Thursday, December 10, 2009

Do Older Americans still believe in liberty?

Recently, Orlando Sentinel columnist Mike Thomas made committed one of the greatest acts of political incorrectness by arguing that older Americans should not be receiving extra taxpayer dollars from the Obama Administration in an era where our mounting budget deficits threaten the long-term economic liberty of our children. Mr. Thomas should be more careful with his words. After all, today’s senior citizens and near seniors has become one of the greatest classes of plunderers in our nation’s history.
It did not used to be this way. From the founding of our nation until 1932 the government’s relationship with us was pretty simple as it applied to retirement and health care. Article One, Section Eight of the Constitution says nothing about helping us have a nicer retirement or good medicines. The agreement used to be that if you were young and had a job you needed to understand that someday you were going to be old and not want to have a job. Therefore from your young days until your old days you needed to assume personal responsibility for your impending retirement years by saving, investing and spending in a wise and frugal manner. You were also expected, in a nation founded on liberty, not security, to grasp the concept of illness, surgeries, the birth of children and so forth – and financially plan for that to.
Of course, our long experiment with socialistic economic policies began with Franklin D. Roosevelt and has accelerated under Republican rule (see George Bush’s budgets for social welfare programs) and Democratic rule (see today’s President).
For fiscal year 2009 the federal government will spend $3.998 trillion. Of that, $675 billion will be spent on Social Security and $386 billion on Medicare. That means that $ 1.073 trillion or 27 percent of the entire budget will be allocated to senior citizens. As Mr. Thomas bravely pointed out, the federal government is going to have to either raise taxes, or cut spending (you can start laughing now) by $101 trillion over the next 75 years to pay for the mandated future spending on older Americans.

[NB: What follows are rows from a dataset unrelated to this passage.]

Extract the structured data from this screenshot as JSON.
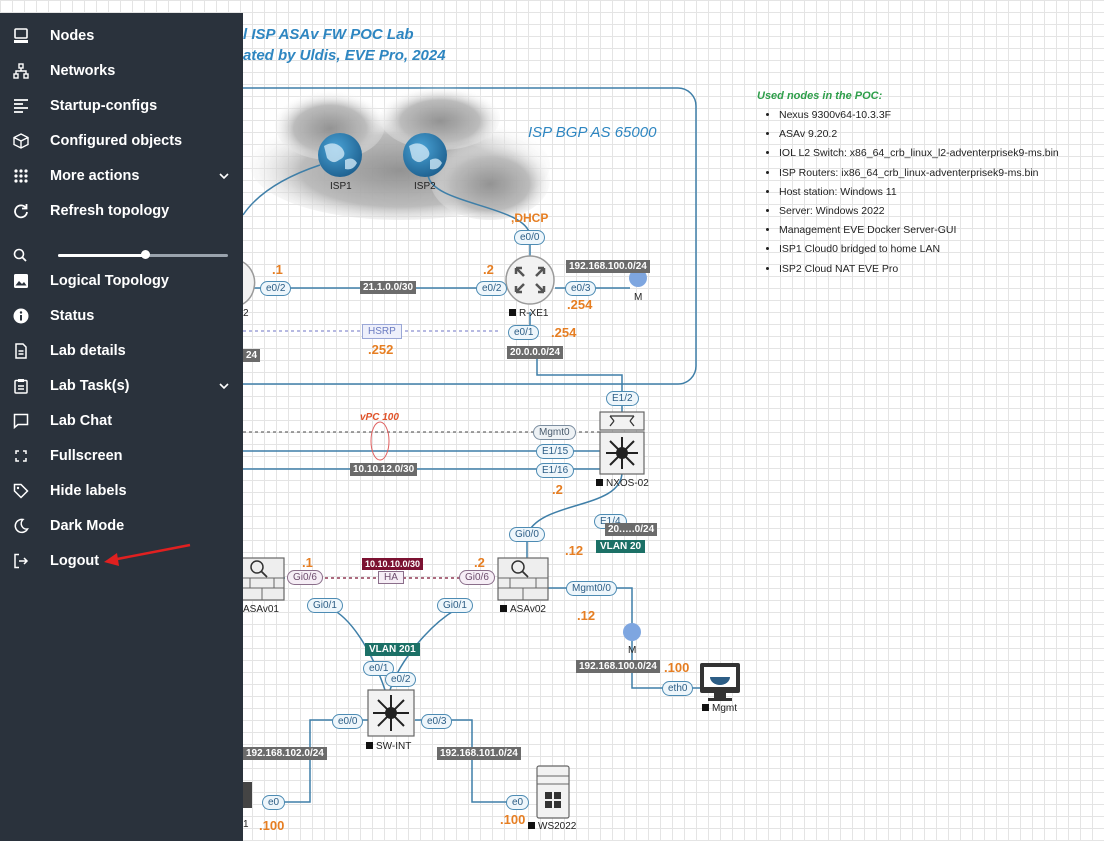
{
  "sidebar": {
    "items": [
      {
        "label": "Nodes",
        "icon": "nodes-icon"
      },
      {
        "label": "Networks",
        "icon": "networks-icon"
      },
      {
        "label": "Startup-configs",
        "icon": "startup-configs-icon"
      },
      {
        "label": "Configured objects",
        "icon": "configured-objects-icon"
      },
      {
        "label": "More actions",
        "icon": "more-actions-icon"
      },
      {
        "label": "Refresh topology",
        "icon": "refresh-icon"
      },
      {
        "label": "Logical Topology",
        "icon": "image-icon"
      },
      {
        "label": "Status",
        "icon": "info-icon"
      },
      {
        "label": "Lab details",
        "icon": "document-icon"
      },
      {
        "label": "Lab Task(s)",
        "icon": "clipboard-icon"
      },
      {
        "label": "Lab Chat",
        "icon": "chat-icon"
      },
      {
        "label": "Fullscreen",
        "icon": "fullscreen-icon"
      },
      {
        "label": "Hide labels",
        "icon": "tag-icon"
      },
      {
        "label": "Dark Mode",
        "icon": "moon-icon"
      },
      {
        "label": "Logout",
        "icon": "logout-icon"
      }
    ],
    "zoom_level": 0.51,
    "colors": {
      "background": "#2a323c",
      "text": "#ffffff",
      "annotation_arrow": "#e02020"
    }
  },
  "topology": {
    "title_line1": "l ISP ASAv FW POC Lab",
    "title_line2": "ated by Uldis, EVE Pro, 2024",
    "isp_box_title": "ISP BGP AS 65000",
    "nodes": {
      "isp1": "ISP1",
      "isp2": "ISP2",
      "r_xe1": "R-XE1",
      "r_left_partial": "2",
      "mgmt_cloud_top": "M",
      "nxos02": "NXOS-02",
      "asav01": "ASAv01",
      "asav02": "ASAv02",
      "mgmt_cloud_bottom": "M",
      "mgmt": "Mgmt",
      "sw_int": "SW-INT",
      "ws2022": "WS2022",
      "w_left_partial": "1"
    },
    "ifaces": {
      "e0_0_top": "e0/0",
      "e0_2_left": "e0/2",
      "e0_2_right": "e0/2",
      "e0_3_rxe1": "e0/3",
      "e0_1_rxe1": "e0/1",
      "e1_2": "E1/2",
      "mgmt0": "Mgmt0",
      "e1_15": "E1/15",
      "e1_16": "E1/16",
      "e1_4": "E1/4",
      "gi0_0": "Gi0/0",
      "gi0_6_left": "Gi0/6",
      "gi0_6_right": "Gi0/6",
      "mgmt0_0": "Mgmt0/0",
      "gi0_1_left": "Gi0/1",
      "gi0_1_right": "Gi0/1",
      "e0_1_sw": "e0/1",
      "e0_2_sw": "e0/2",
      "e0_0_sw": "e0/0",
      "e0_3_sw": "e0/3",
      "e0_ws": "e0",
      "e0_left": "e0",
      "eth0": "eth0"
    },
    "networks": {
      "net_21": "21.1.0.0/30",
      "net_192_100_top": "192.168.100.0/24",
      "net_20": "20.0.0.0/24",
      "net_24_partial": "24",
      "net_10_12": "10.10.12.0/30",
      "net_20_partial": "20.….0/24",
      "vlan20": "VLAN 20",
      "net_10_10": "10.10.10.0/30",
      "vlan201": "VLAN 201",
      "net_192_100_bottom": "192.168.100.0/24",
      "net_192_102": "192.168.102.0/24",
      "net_192_101": "192.168.101.0/24"
    },
    "ip_labels": {
      "dot1_top": ".1",
      "dot2_top": ".2",
      "dot254_a": ".254",
      "dot254_b": ".254",
      "dot252": ".252",
      "dot2_nx": ".2",
      "dot12_a": ".12",
      "dot1_asa": ".1",
      "dot2_asa": ".2",
      "dot12_b": ".12",
      "dot100_mgmt": ".100",
      "dot100_ws": ".100",
      "dot100_left": ".100"
    },
    "dhcp": ",DHCP",
    "hsrp": "HSRP",
    "ha": "HA",
    "vpc": "vPC 100",
    "colors": {
      "link": "#3f7fa8",
      "accent_blue": "#2e86c1",
      "orange": "#e67e22",
      "vlan": "#1b7066"
    }
  },
  "notes": {
    "heading": "Used nodes in the POC:",
    "items": [
      "Nexus 9300v64-10.3.3F",
      "ASAv 9.20.2",
      "IOL L2 Switch: x86_64_crb_linux_l2-adventerprisek9-ms.bin",
      "ISP Routers: ix86_64_crb_linux-adventerprisek9-ms.bin",
      "Host station: Windows 11",
      "Server: Windows 2022",
      "Management EVE Docker Server-GUI",
      "ISP1 Cloud0 bridged to home LAN",
      "ISP2 Cloud NAT EVE Pro"
    ]
  }
}
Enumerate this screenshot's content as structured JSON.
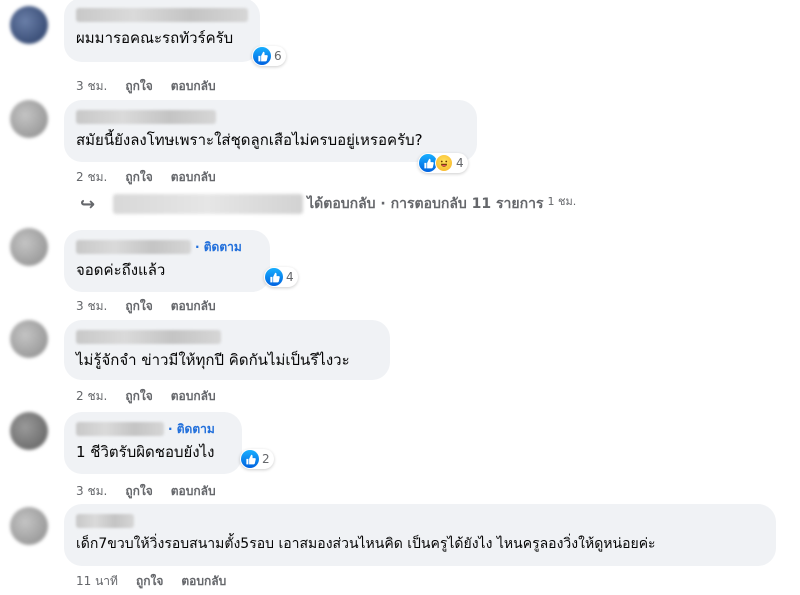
{
  "comments": [
    {
      "text": "ผมมารอคณะรถทัวร์ครับ",
      "reactions_count": "6",
      "time": "3 ชม.",
      "like_label": "ถูกใจ",
      "reply_label": "ตอบกลับ",
      "follow": ""
    },
    {
      "text": "สมัยนี้ยังลงโทษเพราะใส่ชุดลูกเสือไม่ครบอยู่เหรอครับ?",
      "reactions_count": "4",
      "time": "2 ชม.",
      "like_label": "ถูกใจ",
      "reply_label": "ตอบกลับ",
      "follow": ""
    },
    {
      "text": "จอดค่ะถึงแล้ว",
      "reactions_count": "4",
      "time": "3 ชม.",
      "like_label": "ถูกใจ",
      "reply_label": "ตอบกลับ",
      "follow": "· ติดตาม"
    },
    {
      "text": "ไม่รู้จักจำ ข่าวมีให้ทุกปี คิดกันไม่เป็นรึไงวะ",
      "reactions_count": "",
      "time": "2 ชม.",
      "like_label": "ถูกใจ",
      "reply_label": "ตอบกลับ",
      "follow": ""
    },
    {
      "text": "1 ชีวิตรับผิดชอบยังไง",
      "reactions_count": "2",
      "time": "3 ชม.",
      "like_label": "ถูกใจ",
      "reply_label": "ตอบกลับ",
      "follow": "· ติดตาม"
    },
    {
      "text": "เด็ก7ขวบให้วิ่งรอบสนามตั้ง5รอบ เอาสมองส่วนไหนคิด เป็นครูได้ยังไง ไหนครูลองวิ่งให้ดูหน่อยค่ะ",
      "reactions_count": "",
      "time": "11 นาที",
      "like_label": "ถูกใจ",
      "reply_label": "ตอบกลับ",
      "follow": ""
    }
  ],
  "reply_summary": {
    "text": "ได้ตอบกลับ · การตอบกลับ 11 รายการ",
    "time": "1 ชม."
  },
  "colors": {
    "bubble": "#f0f2f5",
    "like_blue": "#1877f2",
    "secondary_text": "#65676b",
    "follow_link": "#216fdb"
  },
  "icons": [
    "like-icon",
    "haha-icon",
    "reply-arrow-icon"
  ]
}
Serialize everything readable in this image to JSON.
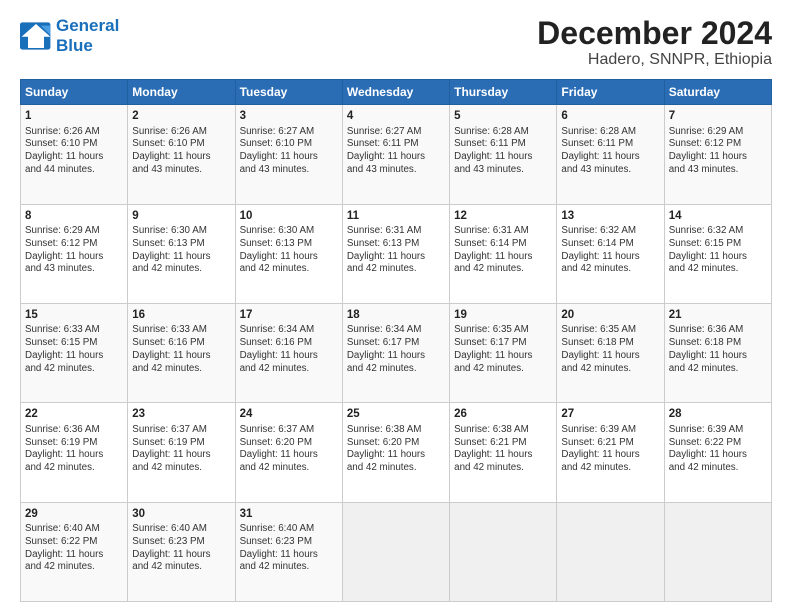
{
  "logo": {
    "line1": "General",
    "line2": "Blue"
  },
  "title": "December 2024",
  "subtitle": "Hadero, SNNPR, Ethiopia",
  "days_header": [
    "Sunday",
    "Monday",
    "Tuesday",
    "Wednesday",
    "Thursday",
    "Friday",
    "Saturday"
  ],
  "weeks": [
    [
      {
        "day": "1",
        "info": "Sunrise: 6:26 AM\nSunset: 6:10 PM\nDaylight: 11 hours\nand 44 minutes."
      },
      {
        "day": "2",
        "info": "Sunrise: 6:26 AM\nSunset: 6:10 PM\nDaylight: 11 hours\nand 43 minutes."
      },
      {
        "day": "3",
        "info": "Sunrise: 6:27 AM\nSunset: 6:10 PM\nDaylight: 11 hours\nand 43 minutes."
      },
      {
        "day": "4",
        "info": "Sunrise: 6:27 AM\nSunset: 6:11 PM\nDaylight: 11 hours\nand 43 minutes."
      },
      {
        "day": "5",
        "info": "Sunrise: 6:28 AM\nSunset: 6:11 PM\nDaylight: 11 hours\nand 43 minutes."
      },
      {
        "day": "6",
        "info": "Sunrise: 6:28 AM\nSunset: 6:11 PM\nDaylight: 11 hours\nand 43 minutes."
      },
      {
        "day": "7",
        "info": "Sunrise: 6:29 AM\nSunset: 6:12 PM\nDaylight: 11 hours\nand 43 minutes."
      }
    ],
    [
      {
        "day": "8",
        "info": "Sunrise: 6:29 AM\nSunset: 6:12 PM\nDaylight: 11 hours\nand 43 minutes."
      },
      {
        "day": "9",
        "info": "Sunrise: 6:30 AM\nSunset: 6:13 PM\nDaylight: 11 hours\nand 42 minutes."
      },
      {
        "day": "10",
        "info": "Sunrise: 6:30 AM\nSunset: 6:13 PM\nDaylight: 11 hours\nand 42 minutes."
      },
      {
        "day": "11",
        "info": "Sunrise: 6:31 AM\nSunset: 6:13 PM\nDaylight: 11 hours\nand 42 minutes."
      },
      {
        "day": "12",
        "info": "Sunrise: 6:31 AM\nSunset: 6:14 PM\nDaylight: 11 hours\nand 42 minutes."
      },
      {
        "day": "13",
        "info": "Sunrise: 6:32 AM\nSunset: 6:14 PM\nDaylight: 11 hours\nand 42 minutes."
      },
      {
        "day": "14",
        "info": "Sunrise: 6:32 AM\nSunset: 6:15 PM\nDaylight: 11 hours\nand 42 minutes."
      }
    ],
    [
      {
        "day": "15",
        "info": "Sunrise: 6:33 AM\nSunset: 6:15 PM\nDaylight: 11 hours\nand 42 minutes."
      },
      {
        "day": "16",
        "info": "Sunrise: 6:33 AM\nSunset: 6:16 PM\nDaylight: 11 hours\nand 42 minutes."
      },
      {
        "day": "17",
        "info": "Sunrise: 6:34 AM\nSunset: 6:16 PM\nDaylight: 11 hours\nand 42 minutes."
      },
      {
        "day": "18",
        "info": "Sunrise: 6:34 AM\nSunset: 6:17 PM\nDaylight: 11 hours\nand 42 minutes."
      },
      {
        "day": "19",
        "info": "Sunrise: 6:35 AM\nSunset: 6:17 PM\nDaylight: 11 hours\nand 42 minutes."
      },
      {
        "day": "20",
        "info": "Sunrise: 6:35 AM\nSunset: 6:18 PM\nDaylight: 11 hours\nand 42 minutes."
      },
      {
        "day": "21",
        "info": "Sunrise: 6:36 AM\nSunset: 6:18 PM\nDaylight: 11 hours\nand 42 minutes."
      }
    ],
    [
      {
        "day": "22",
        "info": "Sunrise: 6:36 AM\nSunset: 6:19 PM\nDaylight: 11 hours\nand 42 minutes."
      },
      {
        "day": "23",
        "info": "Sunrise: 6:37 AM\nSunset: 6:19 PM\nDaylight: 11 hours\nand 42 minutes."
      },
      {
        "day": "24",
        "info": "Sunrise: 6:37 AM\nSunset: 6:20 PM\nDaylight: 11 hours\nand 42 minutes."
      },
      {
        "day": "25",
        "info": "Sunrise: 6:38 AM\nSunset: 6:20 PM\nDaylight: 11 hours\nand 42 minutes."
      },
      {
        "day": "26",
        "info": "Sunrise: 6:38 AM\nSunset: 6:21 PM\nDaylight: 11 hours\nand 42 minutes."
      },
      {
        "day": "27",
        "info": "Sunrise: 6:39 AM\nSunset: 6:21 PM\nDaylight: 11 hours\nand 42 minutes."
      },
      {
        "day": "28",
        "info": "Sunrise: 6:39 AM\nSunset: 6:22 PM\nDaylight: 11 hours\nand 42 minutes."
      }
    ],
    [
      {
        "day": "29",
        "info": "Sunrise: 6:40 AM\nSunset: 6:22 PM\nDaylight: 11 hours\nand 42 minutes."
      },
      {
        "day": "30",
        "info": "Sunrise: 6:40 AM\nSunset: 6:23 PM\nDaylight: 11 hours\nand 42 minutes."
      },
      {
        "day": "31",
        "info": "Sunrise: 6:40 AM\nSunset: 6:23 PM\nDaylight: 11 hours\nand 42 minutes."
      },
      null,
      null,
      null,
      null
    ]
  ]
}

Given our current birth rate and spending levels in other areas where the federal government is in charge, the average 21-year old American will, by the time they are in their mid-40’s, have to pay 50-60% of their total income in taxes in order to meet this obligation. That is up from an average of 33% today.
Many current senior citizens and baby-boomers claim that they are simply getting back what they paid in while they were working. Others argue that current federal spending is some sort of payback for winning World War II. Both arguments are nonsense.
First, during the first several decades that social security existed, people did not live very long, payroll taxes were small and the nation’s population of senior citizens was tiny compared to today. That means that the average American did not pay in much to the system that they are now enjoying. In fact, adjusted for inflation, it takes the average senior about two years to get back everything they paid in. After the two year mark they are simply living off of their children and grandchildren.
As for the World War II argument – or any other argument involving saving the nation – where does the G.I. Bill enter into the payback? Where does the idea that wars are won to preserve liberty rather than gain future political clout to take from your fellow man enter into the equation?
Winning wars is an act of self-interest – you don’t want the bad guys to win and take your stuff. Winning means you get to have your pursuit of happiness back.
If senior citizens really value the things that they fought for – and if the baby boomers really care about the liberty this nation is supposed to enjoy – the last thing any older American should be doing is filing a claim – through the voting process – on the private property of younger Americans.